The yield fell 42 basis points to 11.32 percent, its lowest level in a year.
"With continued concern about world growth despite the U.S. data we are in a sensitive spot in Latin America, a place where we're likely to see weak monetary policy and tighter fiscal policy," Salomon said. "That should cause bond yields to fall and currencies to appreciate."
Overnight interest rate futures DIJF2 have been plunging this month in Brazil as investors price-in expectation that Brazil will cut its 12.5 percent interest rate, the highest of any major economy, before the end of the year. [ID:nN1E77P1T4]
Failure to cut or control government spending as the Brazilian government tries to loosen monetary policy to promote growth could cause the lower yield, stronger currency trend to reverse, Salomon said.
Brazil's finance minister Guido Mantega said on Monday announced plans to increase the country's so-called "primary surplus" or excess of revenue over expenses before payments on government debt by 10 billion reais (US$6.3 billion). [ID:nE5E7H700P]
"This signifies more solidity, more investment and lower interest rates," Mantega said. He added that the measures were being made to preserve growth in the face of deteriorating economic conditions in the United States and Europe and that he expected world economic problems to cause volatility in the exchange rate and in stock prices.
Elsewhere in Latin America, Chile's peso CLP=CL firmed 0.2 percent to 464.70 to the dollar. Colombia's peso COP2=STFX firmed 0.38 percent to 1,787,50.

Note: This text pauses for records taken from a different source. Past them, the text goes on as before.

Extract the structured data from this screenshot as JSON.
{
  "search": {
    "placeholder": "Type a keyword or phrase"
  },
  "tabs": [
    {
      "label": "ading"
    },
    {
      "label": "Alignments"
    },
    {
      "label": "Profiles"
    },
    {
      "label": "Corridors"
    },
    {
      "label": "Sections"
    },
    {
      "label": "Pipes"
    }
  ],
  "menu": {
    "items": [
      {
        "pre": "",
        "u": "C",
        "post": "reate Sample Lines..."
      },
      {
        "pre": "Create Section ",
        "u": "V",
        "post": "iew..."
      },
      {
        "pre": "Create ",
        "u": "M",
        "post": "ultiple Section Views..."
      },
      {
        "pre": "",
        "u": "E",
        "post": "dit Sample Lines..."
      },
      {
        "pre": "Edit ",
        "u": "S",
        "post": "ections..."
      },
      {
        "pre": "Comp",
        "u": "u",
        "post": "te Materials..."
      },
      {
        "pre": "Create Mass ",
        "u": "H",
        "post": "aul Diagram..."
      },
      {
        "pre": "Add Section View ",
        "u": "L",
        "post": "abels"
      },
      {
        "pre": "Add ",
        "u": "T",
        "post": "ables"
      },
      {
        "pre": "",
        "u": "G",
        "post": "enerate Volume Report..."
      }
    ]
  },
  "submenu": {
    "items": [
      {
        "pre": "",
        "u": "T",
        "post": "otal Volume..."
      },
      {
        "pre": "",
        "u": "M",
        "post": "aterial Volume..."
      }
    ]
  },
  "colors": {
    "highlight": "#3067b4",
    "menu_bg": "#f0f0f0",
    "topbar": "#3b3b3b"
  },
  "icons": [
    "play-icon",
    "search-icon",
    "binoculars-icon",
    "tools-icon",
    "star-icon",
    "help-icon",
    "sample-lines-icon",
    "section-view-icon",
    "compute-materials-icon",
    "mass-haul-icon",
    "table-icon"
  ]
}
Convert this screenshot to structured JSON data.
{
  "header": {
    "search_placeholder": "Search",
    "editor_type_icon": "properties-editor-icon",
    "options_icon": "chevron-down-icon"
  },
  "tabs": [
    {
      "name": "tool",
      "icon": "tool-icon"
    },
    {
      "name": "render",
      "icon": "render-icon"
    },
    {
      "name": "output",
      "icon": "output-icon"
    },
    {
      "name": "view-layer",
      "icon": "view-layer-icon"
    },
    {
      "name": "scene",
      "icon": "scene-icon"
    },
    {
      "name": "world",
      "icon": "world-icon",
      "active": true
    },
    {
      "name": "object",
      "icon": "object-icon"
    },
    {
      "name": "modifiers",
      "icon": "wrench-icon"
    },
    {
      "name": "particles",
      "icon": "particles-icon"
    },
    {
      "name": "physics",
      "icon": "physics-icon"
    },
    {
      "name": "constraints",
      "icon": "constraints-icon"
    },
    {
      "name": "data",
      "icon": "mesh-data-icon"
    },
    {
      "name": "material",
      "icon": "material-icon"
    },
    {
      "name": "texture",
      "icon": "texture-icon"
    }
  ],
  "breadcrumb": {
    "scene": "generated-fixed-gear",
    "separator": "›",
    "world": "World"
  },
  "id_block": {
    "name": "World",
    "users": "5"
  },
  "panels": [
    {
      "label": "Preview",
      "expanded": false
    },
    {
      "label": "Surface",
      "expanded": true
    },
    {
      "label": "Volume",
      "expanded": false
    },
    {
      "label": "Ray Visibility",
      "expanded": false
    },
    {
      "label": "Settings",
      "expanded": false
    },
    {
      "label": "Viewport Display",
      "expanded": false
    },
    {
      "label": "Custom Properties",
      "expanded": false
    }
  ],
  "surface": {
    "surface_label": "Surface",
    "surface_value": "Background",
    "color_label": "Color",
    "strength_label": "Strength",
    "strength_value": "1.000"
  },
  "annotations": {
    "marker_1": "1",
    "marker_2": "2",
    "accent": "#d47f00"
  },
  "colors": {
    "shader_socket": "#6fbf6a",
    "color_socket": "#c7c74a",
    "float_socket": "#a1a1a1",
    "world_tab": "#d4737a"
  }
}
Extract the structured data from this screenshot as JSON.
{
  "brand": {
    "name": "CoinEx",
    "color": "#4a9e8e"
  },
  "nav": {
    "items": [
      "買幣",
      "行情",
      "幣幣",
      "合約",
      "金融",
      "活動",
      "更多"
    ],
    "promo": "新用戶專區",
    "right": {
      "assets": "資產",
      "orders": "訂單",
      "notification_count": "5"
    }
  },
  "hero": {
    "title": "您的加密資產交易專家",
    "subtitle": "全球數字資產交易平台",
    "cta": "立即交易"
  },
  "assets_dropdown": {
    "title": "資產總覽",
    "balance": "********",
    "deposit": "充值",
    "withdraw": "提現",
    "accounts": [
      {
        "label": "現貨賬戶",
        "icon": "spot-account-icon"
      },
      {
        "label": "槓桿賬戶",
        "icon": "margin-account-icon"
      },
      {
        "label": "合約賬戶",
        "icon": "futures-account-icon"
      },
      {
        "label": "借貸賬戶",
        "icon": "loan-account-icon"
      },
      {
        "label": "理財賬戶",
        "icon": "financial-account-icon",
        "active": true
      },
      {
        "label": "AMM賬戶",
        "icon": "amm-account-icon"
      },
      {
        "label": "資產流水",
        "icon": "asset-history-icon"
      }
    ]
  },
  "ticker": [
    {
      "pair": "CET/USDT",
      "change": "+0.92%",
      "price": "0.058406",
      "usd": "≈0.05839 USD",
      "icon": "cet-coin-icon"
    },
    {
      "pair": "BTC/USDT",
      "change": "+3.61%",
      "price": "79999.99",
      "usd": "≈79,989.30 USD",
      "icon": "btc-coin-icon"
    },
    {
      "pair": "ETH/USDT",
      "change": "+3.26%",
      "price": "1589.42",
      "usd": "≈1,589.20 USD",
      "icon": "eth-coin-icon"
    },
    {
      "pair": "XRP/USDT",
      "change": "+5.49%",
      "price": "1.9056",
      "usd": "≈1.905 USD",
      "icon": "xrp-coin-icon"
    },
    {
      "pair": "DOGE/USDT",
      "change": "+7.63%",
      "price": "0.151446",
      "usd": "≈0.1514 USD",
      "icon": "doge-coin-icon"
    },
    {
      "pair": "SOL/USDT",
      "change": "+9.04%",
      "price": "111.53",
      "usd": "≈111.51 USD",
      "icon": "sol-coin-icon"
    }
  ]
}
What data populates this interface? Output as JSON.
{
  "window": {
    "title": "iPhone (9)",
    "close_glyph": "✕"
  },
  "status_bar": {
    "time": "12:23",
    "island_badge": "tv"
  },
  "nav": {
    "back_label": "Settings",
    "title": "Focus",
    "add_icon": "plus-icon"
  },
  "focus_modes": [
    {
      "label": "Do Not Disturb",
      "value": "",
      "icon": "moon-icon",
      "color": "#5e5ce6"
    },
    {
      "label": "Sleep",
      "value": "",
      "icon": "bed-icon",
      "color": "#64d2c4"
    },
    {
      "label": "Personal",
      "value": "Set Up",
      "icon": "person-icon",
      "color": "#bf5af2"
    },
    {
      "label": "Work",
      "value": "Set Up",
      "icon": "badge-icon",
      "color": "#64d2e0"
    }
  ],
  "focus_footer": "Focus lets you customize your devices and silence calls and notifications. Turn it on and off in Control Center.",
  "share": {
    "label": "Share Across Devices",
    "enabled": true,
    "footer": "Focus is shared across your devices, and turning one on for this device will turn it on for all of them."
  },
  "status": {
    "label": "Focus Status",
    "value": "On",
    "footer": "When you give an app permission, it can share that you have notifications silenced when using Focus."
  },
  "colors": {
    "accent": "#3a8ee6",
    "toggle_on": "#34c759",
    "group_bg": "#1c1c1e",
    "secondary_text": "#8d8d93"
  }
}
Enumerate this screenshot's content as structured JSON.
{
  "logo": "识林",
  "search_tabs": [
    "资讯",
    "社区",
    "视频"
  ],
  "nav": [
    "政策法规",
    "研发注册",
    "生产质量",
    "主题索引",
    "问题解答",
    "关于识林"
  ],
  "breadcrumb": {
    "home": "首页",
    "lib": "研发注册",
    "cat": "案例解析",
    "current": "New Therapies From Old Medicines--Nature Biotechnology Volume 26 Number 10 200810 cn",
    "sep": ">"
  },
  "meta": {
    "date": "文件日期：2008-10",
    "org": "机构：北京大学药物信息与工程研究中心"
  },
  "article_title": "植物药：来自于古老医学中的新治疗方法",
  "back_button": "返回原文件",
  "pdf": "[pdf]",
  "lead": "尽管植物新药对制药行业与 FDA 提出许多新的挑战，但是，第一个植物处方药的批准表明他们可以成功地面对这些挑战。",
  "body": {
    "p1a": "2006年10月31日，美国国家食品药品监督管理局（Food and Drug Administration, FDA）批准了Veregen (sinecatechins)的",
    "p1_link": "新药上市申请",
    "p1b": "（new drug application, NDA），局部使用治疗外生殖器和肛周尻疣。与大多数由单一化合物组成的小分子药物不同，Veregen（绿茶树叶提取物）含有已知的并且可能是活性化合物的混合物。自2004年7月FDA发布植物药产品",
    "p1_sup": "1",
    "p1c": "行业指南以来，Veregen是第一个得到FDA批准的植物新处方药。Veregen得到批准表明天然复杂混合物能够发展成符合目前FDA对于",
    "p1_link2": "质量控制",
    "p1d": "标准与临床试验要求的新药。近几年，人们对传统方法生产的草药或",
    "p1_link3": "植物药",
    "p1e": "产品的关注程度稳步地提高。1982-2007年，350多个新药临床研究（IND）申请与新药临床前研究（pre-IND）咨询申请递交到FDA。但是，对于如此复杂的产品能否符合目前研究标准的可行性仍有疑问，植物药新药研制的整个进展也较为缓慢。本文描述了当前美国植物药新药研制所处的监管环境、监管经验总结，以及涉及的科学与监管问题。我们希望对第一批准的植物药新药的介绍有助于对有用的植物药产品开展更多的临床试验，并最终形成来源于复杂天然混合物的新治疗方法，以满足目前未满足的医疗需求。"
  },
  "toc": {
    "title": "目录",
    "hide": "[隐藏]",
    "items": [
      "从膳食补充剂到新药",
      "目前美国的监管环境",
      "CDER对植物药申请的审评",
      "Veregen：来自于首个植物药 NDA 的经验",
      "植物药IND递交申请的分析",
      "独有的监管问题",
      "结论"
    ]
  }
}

Peru's sol PEN=PE was little changed from Friday at 2.7290 to the dollar.